> **Dataset items**:
■ ■ ■ ■ ■
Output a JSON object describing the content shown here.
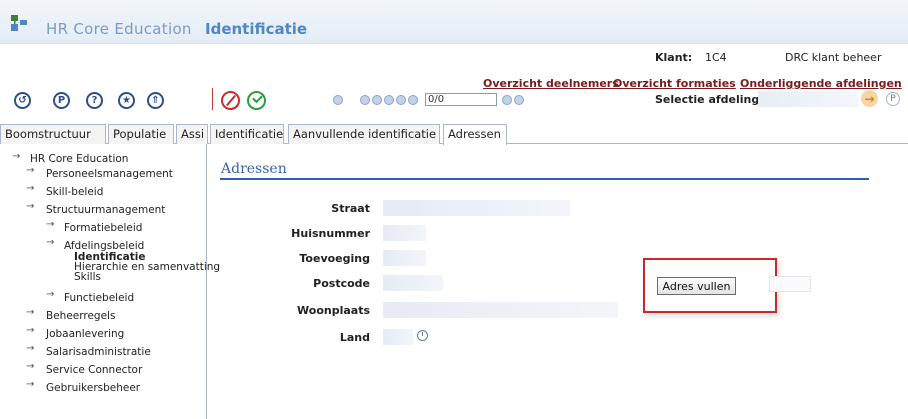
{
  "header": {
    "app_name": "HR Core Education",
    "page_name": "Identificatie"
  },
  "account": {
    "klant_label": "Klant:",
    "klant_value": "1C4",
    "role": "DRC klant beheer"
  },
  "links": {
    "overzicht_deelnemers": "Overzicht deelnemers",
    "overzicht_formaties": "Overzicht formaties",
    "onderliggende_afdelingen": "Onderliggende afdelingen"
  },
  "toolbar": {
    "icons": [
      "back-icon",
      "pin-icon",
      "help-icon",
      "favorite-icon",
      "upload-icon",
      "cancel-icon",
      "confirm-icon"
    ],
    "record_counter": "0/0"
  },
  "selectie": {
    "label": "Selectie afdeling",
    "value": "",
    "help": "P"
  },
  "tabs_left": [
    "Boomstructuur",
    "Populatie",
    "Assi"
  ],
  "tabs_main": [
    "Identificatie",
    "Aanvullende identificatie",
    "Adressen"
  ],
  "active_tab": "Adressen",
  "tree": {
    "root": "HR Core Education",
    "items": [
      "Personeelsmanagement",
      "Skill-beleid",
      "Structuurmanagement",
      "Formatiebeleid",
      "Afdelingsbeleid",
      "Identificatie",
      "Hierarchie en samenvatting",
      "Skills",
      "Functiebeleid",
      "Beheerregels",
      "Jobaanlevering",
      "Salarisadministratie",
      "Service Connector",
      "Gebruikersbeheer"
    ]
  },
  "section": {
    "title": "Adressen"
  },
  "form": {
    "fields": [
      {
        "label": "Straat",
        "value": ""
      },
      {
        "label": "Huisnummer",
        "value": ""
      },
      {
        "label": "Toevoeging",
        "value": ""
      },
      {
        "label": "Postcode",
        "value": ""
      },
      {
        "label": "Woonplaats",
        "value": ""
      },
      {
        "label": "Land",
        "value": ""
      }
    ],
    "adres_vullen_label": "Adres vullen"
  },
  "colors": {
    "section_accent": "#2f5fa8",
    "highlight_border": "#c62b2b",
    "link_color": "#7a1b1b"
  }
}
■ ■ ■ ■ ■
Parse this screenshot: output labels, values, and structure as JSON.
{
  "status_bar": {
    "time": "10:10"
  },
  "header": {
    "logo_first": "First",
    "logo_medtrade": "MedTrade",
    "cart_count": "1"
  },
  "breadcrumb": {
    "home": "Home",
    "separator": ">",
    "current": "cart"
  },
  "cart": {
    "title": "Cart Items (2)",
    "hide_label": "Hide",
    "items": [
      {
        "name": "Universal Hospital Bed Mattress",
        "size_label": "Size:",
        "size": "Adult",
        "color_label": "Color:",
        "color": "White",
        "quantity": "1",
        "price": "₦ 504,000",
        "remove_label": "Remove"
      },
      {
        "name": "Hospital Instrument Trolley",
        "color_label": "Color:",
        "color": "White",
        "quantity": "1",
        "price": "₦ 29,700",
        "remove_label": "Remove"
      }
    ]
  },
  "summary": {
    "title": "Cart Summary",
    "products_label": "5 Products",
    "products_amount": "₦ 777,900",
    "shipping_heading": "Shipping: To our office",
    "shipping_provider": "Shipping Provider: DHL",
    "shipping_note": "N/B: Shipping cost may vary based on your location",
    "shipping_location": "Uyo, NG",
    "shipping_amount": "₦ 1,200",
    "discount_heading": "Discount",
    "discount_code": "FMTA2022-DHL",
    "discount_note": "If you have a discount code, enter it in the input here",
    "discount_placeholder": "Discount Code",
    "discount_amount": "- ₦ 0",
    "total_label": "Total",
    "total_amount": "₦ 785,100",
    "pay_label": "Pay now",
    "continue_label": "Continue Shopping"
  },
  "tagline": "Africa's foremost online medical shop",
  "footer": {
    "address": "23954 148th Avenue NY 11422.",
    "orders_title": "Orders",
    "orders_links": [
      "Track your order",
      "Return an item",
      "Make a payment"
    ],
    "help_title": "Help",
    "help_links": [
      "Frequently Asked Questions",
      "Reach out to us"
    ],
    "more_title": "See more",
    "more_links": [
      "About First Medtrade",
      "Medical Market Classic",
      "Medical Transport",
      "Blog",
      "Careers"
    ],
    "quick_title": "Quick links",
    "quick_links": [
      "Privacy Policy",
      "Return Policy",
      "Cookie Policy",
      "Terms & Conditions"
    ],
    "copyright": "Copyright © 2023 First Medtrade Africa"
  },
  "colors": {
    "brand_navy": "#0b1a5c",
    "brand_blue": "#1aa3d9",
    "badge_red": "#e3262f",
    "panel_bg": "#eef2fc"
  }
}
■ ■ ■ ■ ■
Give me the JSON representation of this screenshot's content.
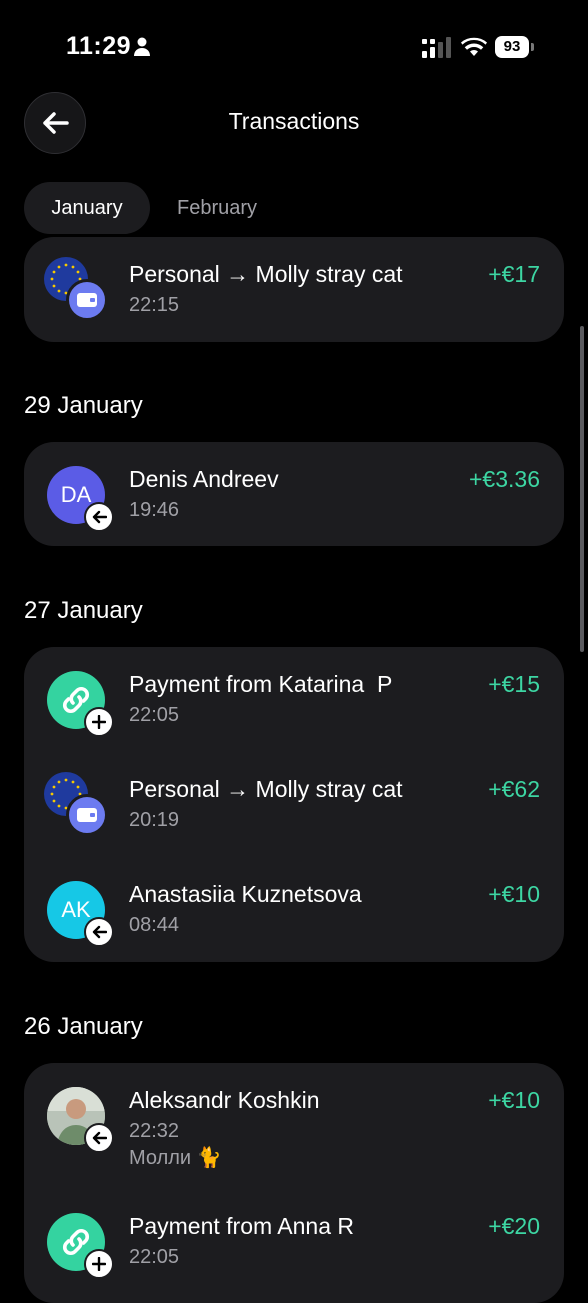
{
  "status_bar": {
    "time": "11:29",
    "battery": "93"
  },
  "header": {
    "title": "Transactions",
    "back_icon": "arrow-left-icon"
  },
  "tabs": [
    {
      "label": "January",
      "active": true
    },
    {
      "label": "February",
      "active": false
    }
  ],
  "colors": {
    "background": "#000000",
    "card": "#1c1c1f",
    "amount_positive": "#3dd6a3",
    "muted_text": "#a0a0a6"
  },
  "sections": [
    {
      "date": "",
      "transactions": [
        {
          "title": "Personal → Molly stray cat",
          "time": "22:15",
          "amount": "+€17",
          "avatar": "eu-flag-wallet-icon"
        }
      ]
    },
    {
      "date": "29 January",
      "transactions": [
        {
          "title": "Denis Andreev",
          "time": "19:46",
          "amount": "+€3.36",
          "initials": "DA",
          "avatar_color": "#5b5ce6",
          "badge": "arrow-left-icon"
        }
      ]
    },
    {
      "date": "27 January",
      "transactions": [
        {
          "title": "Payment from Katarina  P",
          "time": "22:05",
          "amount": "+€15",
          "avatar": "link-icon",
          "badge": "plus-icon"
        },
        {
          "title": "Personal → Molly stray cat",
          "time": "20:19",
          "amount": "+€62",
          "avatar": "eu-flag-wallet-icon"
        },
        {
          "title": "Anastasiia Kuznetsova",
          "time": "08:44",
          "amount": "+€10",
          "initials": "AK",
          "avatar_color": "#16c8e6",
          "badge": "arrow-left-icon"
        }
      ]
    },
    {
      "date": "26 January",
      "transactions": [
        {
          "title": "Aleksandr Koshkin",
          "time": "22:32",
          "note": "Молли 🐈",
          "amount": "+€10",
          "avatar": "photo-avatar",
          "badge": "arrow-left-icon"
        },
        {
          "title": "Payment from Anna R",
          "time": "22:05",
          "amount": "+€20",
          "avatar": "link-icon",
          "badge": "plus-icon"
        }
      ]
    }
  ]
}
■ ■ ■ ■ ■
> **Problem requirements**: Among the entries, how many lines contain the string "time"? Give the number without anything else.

> **Answer space**: 9